→ Your instructions: Read through the data and report every line in which the word "labels" occurs.

-------- Material supplied

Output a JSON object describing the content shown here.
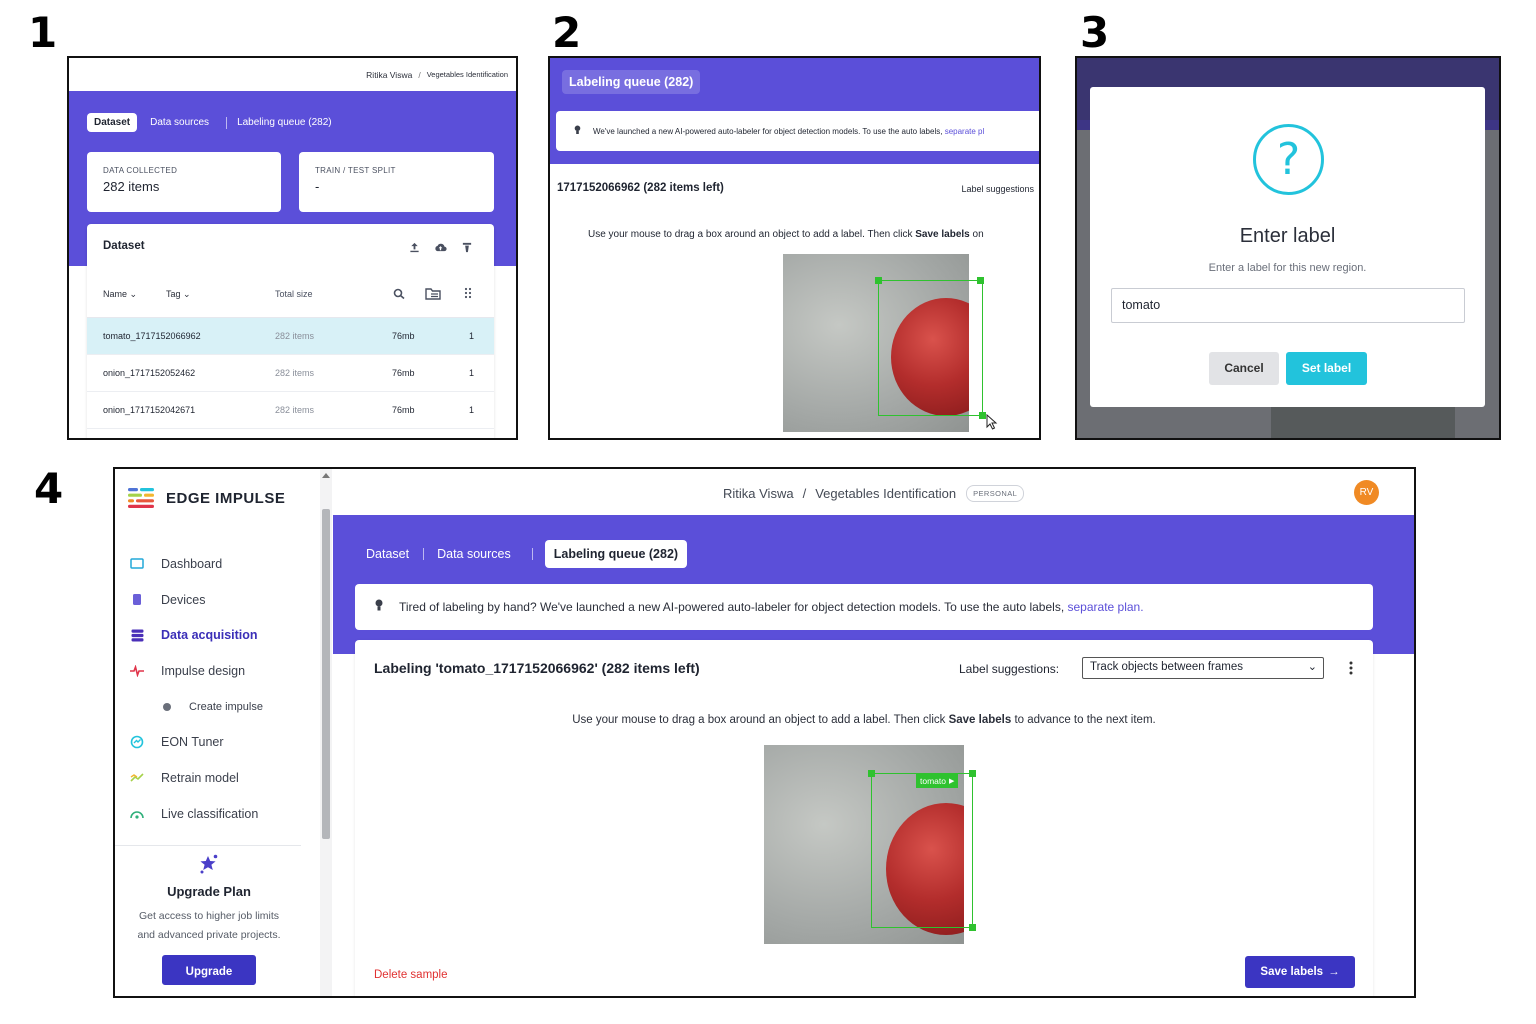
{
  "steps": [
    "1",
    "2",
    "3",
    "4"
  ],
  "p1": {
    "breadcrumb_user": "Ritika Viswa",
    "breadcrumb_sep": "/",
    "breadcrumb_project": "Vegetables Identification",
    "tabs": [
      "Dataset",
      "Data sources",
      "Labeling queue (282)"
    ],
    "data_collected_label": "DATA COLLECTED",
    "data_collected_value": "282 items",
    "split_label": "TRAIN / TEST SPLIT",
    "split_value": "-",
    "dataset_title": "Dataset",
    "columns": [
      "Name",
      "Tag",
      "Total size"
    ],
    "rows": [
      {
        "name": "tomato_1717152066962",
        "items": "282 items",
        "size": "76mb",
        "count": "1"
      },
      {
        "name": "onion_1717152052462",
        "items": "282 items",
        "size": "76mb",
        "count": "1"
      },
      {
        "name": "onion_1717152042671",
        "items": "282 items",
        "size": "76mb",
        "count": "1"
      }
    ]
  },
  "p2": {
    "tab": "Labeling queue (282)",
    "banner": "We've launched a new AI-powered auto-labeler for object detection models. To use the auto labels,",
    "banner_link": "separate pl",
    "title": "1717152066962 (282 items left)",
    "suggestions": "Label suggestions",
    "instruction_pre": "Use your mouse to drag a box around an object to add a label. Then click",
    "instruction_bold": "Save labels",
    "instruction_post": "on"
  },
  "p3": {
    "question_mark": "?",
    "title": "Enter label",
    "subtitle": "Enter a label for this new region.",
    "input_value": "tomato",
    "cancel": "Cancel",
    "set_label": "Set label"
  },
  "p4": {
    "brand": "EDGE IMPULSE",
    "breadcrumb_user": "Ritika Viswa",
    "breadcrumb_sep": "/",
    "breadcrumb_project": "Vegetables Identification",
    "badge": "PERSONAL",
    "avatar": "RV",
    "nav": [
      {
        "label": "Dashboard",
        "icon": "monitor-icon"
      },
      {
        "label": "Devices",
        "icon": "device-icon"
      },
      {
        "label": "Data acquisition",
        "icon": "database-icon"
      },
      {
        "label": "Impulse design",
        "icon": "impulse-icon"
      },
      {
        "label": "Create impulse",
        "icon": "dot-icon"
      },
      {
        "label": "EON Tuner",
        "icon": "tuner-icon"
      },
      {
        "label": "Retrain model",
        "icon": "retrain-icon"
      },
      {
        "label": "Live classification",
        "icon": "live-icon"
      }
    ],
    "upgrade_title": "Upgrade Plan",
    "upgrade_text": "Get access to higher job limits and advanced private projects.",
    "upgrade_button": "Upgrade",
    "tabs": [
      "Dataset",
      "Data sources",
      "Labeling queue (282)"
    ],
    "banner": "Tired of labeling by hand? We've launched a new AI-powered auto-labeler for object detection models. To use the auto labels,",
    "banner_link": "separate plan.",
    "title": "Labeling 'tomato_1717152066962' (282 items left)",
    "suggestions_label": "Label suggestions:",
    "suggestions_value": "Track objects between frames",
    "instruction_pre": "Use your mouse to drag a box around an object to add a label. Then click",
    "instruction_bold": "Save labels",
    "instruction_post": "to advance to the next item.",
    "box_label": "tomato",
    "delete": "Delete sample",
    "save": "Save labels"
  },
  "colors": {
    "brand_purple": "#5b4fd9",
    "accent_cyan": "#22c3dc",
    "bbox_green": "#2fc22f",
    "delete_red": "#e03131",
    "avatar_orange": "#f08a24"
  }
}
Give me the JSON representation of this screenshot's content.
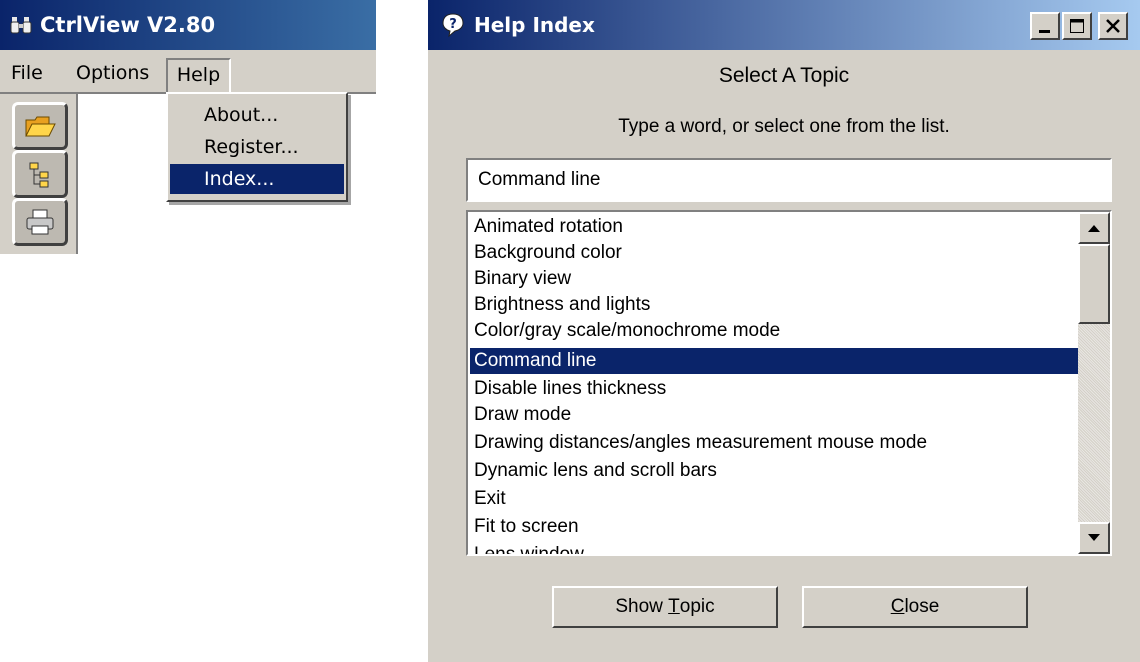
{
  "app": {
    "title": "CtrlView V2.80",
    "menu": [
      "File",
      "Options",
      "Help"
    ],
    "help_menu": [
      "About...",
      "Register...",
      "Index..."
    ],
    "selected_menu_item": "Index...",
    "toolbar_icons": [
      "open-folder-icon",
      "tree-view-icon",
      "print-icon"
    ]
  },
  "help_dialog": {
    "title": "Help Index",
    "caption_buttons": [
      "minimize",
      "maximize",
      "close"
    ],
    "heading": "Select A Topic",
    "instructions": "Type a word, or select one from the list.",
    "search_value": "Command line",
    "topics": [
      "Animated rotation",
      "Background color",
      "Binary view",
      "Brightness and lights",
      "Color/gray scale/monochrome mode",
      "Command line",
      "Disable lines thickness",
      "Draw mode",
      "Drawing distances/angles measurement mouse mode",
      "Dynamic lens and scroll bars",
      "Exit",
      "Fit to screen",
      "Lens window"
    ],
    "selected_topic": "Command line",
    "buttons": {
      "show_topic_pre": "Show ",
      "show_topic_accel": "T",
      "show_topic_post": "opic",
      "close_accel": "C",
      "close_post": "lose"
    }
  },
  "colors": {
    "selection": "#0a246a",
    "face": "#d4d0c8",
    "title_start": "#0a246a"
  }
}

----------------
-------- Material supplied

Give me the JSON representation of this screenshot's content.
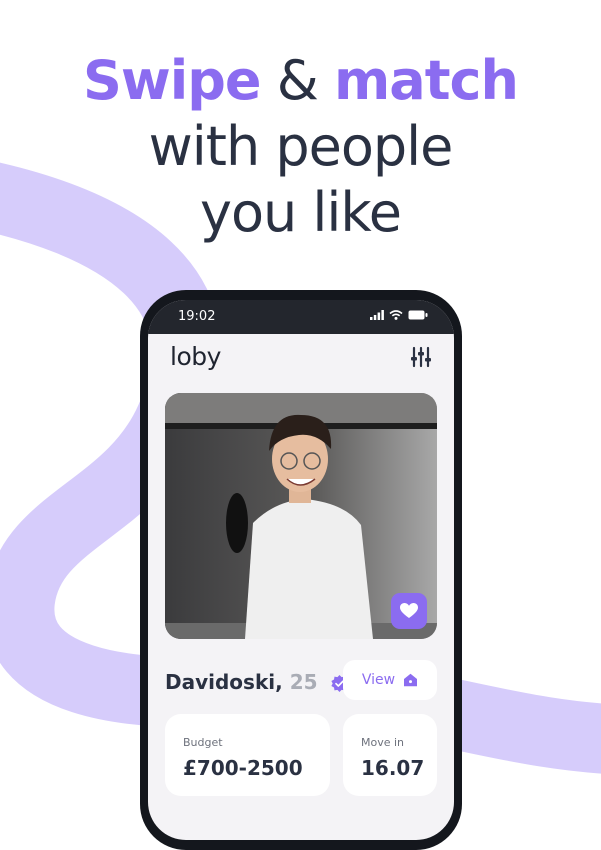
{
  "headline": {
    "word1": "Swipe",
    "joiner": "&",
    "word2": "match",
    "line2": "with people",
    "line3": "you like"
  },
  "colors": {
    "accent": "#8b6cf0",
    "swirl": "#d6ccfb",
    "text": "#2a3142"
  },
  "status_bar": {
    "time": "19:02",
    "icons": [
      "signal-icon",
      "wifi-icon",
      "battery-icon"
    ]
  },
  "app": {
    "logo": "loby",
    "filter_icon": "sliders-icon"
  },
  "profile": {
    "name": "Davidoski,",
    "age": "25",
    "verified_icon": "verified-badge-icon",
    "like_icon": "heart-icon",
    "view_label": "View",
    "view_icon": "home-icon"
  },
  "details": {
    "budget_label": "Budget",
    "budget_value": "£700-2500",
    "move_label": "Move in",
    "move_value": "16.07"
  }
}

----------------

→ Answer to the exercise:
    "banner": "We've launched a new AI-powered auto-labeler for object detection models. To use the auto labels,",
    "instruction_bold": "Save labels",
    "banner": "Tired of labeling by hand? We've launched a new AI-powered auto-labeler for object detection models. To use the auto labels,",
    "instruction_bold": "Save labels",
    "save": "Save labels"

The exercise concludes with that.